## Interface dataset entries
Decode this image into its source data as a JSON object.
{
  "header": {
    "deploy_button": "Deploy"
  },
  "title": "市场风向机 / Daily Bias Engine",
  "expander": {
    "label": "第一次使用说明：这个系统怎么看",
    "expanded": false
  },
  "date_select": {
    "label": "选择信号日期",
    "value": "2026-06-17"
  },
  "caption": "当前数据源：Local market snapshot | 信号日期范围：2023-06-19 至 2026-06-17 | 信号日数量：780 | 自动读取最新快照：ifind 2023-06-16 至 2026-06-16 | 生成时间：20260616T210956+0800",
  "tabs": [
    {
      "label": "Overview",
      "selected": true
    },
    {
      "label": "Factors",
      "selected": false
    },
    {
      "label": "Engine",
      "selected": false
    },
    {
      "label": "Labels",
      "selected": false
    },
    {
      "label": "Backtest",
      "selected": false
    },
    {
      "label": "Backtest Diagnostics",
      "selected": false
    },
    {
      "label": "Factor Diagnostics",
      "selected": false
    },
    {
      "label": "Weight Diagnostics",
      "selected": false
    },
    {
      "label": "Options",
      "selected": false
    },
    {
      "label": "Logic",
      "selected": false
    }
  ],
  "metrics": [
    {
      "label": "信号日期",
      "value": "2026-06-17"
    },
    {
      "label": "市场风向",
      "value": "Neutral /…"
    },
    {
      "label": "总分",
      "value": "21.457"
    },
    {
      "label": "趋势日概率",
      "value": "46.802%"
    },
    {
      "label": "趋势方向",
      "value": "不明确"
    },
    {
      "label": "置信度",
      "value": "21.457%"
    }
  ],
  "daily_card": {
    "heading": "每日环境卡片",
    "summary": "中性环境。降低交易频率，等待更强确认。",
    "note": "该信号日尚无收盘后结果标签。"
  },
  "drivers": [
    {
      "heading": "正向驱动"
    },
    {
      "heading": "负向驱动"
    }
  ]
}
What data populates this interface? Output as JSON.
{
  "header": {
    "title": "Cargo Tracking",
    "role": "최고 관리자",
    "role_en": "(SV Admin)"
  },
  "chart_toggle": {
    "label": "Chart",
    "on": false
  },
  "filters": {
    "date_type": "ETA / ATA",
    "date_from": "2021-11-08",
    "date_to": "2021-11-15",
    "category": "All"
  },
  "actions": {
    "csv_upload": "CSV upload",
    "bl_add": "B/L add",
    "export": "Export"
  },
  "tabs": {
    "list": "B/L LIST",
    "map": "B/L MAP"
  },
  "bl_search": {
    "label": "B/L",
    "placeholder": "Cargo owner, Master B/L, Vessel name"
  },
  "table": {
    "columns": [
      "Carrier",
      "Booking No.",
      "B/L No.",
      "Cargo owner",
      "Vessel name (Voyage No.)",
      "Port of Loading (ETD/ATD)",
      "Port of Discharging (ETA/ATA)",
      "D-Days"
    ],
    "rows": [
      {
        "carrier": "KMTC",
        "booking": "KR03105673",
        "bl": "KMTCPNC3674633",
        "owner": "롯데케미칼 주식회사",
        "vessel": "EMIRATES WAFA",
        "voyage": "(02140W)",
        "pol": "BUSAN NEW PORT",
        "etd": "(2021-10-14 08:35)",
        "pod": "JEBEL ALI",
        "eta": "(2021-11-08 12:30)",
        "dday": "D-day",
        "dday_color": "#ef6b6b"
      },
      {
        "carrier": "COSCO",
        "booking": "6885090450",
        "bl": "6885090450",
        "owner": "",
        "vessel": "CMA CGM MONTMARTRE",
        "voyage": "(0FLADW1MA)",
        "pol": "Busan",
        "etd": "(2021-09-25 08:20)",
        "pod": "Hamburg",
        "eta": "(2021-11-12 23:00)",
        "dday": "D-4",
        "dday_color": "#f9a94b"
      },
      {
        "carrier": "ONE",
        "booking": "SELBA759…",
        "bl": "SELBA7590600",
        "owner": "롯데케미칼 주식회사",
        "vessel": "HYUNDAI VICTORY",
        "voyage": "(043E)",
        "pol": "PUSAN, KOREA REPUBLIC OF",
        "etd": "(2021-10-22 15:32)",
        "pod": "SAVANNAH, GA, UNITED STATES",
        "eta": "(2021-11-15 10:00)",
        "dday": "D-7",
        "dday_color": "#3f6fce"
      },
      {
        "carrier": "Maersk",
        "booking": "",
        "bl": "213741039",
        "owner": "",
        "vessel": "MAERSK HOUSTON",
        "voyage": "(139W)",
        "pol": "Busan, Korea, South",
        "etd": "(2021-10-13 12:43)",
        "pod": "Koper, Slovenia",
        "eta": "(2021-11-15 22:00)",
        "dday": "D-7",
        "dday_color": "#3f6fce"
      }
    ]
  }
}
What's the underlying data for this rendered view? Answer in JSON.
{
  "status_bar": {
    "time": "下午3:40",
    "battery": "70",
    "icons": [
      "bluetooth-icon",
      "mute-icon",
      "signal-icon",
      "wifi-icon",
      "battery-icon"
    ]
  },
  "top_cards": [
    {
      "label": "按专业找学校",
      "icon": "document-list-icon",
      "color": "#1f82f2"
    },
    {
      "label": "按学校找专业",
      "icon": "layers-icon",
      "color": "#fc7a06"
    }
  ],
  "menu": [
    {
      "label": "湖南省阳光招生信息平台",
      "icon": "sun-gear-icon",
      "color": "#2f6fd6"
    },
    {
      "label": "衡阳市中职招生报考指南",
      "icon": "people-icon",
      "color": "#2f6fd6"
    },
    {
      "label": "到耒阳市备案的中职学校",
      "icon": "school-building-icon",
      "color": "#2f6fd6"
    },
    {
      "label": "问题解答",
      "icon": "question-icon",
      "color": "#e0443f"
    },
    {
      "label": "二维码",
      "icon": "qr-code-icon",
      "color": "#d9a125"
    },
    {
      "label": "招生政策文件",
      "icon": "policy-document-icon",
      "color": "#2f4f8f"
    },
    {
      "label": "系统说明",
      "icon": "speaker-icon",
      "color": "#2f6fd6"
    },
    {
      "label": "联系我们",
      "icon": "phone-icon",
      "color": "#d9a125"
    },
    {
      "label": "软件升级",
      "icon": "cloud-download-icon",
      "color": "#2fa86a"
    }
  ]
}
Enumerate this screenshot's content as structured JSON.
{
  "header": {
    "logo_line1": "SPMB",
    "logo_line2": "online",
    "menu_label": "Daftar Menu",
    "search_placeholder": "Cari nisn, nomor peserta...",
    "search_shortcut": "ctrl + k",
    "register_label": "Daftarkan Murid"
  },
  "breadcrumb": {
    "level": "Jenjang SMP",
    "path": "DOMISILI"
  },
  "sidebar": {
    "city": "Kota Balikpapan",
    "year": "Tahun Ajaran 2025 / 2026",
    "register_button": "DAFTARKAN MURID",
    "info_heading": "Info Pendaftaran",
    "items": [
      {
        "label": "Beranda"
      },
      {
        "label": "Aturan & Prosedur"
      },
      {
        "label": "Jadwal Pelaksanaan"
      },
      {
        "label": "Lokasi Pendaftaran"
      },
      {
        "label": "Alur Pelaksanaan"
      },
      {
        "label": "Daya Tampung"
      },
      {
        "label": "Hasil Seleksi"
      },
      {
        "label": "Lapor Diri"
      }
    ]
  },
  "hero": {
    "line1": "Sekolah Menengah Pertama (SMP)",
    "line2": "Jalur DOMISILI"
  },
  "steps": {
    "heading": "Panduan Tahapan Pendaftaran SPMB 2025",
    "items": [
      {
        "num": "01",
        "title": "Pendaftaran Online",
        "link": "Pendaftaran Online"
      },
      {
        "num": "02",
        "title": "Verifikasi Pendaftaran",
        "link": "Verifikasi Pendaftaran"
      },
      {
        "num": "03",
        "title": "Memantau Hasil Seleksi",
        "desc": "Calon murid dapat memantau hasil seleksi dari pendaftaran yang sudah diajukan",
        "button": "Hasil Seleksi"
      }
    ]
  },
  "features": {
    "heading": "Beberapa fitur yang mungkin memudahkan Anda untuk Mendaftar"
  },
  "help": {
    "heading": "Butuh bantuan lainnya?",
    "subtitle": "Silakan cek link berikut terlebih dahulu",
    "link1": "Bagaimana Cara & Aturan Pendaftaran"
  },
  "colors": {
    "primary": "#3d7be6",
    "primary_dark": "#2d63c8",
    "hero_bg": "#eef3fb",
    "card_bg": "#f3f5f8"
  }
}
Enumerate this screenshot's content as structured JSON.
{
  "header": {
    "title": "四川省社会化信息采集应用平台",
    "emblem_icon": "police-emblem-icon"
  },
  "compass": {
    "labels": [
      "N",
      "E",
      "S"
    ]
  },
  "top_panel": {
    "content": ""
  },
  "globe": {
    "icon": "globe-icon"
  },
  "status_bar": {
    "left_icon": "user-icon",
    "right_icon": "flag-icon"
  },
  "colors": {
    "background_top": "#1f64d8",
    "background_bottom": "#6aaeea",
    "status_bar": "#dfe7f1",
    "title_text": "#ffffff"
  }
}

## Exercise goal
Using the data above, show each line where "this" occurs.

## Exercise solution
Decode this image into its source data as a JSON object.
What data populates this interface? Output as JSON.
What's the underlying data for this rendered view? Answer in JSON.
Enumerate this screenshot's content as structured JSON.
Enumerate this screenshot's content as structured JSON.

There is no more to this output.